Materials provided:
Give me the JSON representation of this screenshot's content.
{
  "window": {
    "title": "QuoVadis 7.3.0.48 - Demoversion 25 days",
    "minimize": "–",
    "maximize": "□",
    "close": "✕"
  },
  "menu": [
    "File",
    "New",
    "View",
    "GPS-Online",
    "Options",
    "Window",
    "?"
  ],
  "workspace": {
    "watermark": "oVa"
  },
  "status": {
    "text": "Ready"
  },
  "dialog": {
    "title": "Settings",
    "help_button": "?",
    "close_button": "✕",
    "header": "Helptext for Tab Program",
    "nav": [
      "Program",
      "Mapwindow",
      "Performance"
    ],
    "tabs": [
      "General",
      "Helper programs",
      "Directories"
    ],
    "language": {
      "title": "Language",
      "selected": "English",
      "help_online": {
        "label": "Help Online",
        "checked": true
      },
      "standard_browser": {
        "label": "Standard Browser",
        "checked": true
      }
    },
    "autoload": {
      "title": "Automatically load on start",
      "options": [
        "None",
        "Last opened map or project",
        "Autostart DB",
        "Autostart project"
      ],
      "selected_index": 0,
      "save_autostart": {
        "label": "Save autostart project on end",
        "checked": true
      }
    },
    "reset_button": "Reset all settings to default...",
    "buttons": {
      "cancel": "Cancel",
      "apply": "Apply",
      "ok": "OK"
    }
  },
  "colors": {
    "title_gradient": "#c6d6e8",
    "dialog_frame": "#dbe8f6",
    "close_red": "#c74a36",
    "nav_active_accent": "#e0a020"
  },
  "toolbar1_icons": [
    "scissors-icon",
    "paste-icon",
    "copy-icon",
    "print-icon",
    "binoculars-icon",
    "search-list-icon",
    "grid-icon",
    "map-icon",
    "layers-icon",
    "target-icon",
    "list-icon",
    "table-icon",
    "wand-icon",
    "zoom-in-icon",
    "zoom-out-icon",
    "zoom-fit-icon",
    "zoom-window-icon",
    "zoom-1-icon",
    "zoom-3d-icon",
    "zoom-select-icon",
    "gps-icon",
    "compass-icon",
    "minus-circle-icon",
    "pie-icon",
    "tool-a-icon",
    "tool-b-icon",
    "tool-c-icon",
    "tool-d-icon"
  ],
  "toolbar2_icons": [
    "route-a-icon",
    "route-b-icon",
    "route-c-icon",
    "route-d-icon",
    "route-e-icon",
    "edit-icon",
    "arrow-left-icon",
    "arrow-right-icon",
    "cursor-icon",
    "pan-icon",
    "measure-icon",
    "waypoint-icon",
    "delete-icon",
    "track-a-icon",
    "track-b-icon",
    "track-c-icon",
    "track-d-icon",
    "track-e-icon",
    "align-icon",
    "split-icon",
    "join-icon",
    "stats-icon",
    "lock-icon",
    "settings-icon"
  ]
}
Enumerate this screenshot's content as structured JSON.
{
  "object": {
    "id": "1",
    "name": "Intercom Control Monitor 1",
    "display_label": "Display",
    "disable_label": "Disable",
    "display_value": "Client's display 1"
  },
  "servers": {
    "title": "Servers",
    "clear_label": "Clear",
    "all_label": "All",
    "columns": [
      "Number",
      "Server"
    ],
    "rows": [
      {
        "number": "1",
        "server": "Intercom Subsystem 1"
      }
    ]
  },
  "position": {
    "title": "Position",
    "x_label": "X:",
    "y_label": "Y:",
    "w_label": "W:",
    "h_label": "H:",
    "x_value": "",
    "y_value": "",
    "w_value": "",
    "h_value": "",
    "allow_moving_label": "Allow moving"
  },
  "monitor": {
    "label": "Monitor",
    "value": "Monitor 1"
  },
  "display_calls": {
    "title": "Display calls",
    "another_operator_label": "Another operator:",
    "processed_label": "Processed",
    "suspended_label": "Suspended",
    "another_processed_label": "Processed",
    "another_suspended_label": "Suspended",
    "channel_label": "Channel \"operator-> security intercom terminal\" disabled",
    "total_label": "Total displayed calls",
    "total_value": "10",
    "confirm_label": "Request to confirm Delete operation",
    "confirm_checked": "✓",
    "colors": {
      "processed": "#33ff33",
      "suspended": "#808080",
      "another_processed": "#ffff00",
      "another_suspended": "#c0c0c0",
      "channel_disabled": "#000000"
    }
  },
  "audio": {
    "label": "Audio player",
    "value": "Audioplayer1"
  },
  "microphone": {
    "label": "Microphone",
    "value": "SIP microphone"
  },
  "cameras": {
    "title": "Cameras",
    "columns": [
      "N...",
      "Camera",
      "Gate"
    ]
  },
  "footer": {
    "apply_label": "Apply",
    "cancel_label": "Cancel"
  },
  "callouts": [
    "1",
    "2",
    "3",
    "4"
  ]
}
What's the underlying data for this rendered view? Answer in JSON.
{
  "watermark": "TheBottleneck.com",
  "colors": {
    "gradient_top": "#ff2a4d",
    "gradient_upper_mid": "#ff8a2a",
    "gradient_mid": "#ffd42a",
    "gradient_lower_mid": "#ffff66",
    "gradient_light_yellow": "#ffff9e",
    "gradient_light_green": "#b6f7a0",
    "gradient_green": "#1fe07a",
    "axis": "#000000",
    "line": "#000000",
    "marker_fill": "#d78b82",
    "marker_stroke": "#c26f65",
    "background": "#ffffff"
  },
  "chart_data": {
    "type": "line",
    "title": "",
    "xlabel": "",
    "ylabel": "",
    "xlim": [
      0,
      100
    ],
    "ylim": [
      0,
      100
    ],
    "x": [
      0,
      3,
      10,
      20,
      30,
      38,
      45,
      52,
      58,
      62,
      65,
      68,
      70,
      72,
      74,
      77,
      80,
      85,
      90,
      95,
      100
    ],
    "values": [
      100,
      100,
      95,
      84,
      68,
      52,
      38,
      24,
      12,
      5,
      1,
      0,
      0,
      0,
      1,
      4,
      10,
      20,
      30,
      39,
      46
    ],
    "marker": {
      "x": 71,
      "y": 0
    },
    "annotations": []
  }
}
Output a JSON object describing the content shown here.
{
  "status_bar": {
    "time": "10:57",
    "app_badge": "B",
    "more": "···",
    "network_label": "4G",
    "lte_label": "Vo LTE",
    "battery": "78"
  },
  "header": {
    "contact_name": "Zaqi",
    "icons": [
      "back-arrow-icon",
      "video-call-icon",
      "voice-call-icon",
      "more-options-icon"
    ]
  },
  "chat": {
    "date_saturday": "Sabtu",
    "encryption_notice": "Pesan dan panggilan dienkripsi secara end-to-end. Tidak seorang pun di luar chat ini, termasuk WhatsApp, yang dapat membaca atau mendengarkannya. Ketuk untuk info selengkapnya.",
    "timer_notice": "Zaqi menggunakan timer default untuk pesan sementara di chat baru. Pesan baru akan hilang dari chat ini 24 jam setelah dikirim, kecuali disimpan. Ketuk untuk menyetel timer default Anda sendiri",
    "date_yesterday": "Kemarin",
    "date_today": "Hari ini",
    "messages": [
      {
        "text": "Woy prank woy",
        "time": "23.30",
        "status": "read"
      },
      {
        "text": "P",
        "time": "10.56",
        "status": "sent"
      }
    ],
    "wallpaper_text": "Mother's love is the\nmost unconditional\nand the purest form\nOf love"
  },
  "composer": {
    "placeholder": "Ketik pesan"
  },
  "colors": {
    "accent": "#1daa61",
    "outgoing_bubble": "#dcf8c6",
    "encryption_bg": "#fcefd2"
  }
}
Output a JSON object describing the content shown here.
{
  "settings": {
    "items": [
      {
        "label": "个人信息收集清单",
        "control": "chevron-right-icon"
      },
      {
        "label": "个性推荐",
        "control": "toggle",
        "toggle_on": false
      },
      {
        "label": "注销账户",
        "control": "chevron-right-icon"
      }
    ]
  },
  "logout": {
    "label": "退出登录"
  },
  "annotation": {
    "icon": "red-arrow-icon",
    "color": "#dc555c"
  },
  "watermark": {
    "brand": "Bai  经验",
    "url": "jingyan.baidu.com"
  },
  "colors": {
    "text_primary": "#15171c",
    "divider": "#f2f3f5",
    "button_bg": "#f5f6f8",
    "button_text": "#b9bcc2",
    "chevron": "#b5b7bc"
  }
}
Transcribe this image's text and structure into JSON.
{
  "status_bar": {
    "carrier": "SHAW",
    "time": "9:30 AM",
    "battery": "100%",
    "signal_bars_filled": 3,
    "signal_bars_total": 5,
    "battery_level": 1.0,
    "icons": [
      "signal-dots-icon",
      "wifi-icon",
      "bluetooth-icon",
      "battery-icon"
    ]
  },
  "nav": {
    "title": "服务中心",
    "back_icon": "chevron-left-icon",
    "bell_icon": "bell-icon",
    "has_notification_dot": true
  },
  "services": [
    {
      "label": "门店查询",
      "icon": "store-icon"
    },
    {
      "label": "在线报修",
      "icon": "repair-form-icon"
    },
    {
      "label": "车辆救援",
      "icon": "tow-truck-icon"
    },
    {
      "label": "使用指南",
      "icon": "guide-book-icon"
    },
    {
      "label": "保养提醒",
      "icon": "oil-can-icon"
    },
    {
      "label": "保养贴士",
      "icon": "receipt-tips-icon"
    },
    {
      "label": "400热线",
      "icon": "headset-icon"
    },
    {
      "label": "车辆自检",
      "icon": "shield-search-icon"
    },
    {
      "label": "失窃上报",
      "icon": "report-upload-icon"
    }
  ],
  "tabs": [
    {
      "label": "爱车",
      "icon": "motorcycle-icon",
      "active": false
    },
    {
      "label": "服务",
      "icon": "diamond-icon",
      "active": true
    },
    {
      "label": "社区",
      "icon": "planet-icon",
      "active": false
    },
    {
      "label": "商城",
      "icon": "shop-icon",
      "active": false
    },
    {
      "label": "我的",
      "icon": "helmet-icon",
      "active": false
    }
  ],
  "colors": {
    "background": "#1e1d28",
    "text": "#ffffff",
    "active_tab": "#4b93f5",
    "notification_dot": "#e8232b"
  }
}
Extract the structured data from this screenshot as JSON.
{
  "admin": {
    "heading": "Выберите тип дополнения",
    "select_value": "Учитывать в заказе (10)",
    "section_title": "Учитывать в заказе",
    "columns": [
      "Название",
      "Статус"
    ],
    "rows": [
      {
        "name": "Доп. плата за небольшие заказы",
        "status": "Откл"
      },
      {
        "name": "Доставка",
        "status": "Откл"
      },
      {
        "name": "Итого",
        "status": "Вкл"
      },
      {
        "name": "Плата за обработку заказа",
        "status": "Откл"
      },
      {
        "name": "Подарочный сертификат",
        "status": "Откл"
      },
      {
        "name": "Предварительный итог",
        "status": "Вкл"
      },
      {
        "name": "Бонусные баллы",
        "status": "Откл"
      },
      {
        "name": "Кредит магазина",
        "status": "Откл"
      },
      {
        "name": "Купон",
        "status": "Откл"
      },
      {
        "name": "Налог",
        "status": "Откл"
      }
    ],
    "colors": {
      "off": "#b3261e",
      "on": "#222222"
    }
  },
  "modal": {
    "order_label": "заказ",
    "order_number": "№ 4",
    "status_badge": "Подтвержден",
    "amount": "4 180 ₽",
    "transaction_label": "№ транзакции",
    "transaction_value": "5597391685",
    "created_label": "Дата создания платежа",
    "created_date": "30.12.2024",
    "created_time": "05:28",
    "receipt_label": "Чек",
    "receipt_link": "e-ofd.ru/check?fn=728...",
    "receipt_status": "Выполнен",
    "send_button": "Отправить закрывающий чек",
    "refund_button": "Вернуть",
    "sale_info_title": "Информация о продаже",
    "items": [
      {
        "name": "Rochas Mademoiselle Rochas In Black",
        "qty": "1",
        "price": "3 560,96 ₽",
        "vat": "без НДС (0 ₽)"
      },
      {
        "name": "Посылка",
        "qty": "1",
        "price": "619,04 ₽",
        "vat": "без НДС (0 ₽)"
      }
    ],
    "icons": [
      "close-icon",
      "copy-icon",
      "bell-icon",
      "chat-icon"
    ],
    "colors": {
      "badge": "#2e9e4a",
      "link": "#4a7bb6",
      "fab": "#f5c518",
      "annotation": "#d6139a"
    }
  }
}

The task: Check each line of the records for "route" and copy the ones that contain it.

Completed task:
    "route-a-icon",
    "route-b-icon",
    "route-c-icon",
    "route-d-icon",
    "route-e-icon",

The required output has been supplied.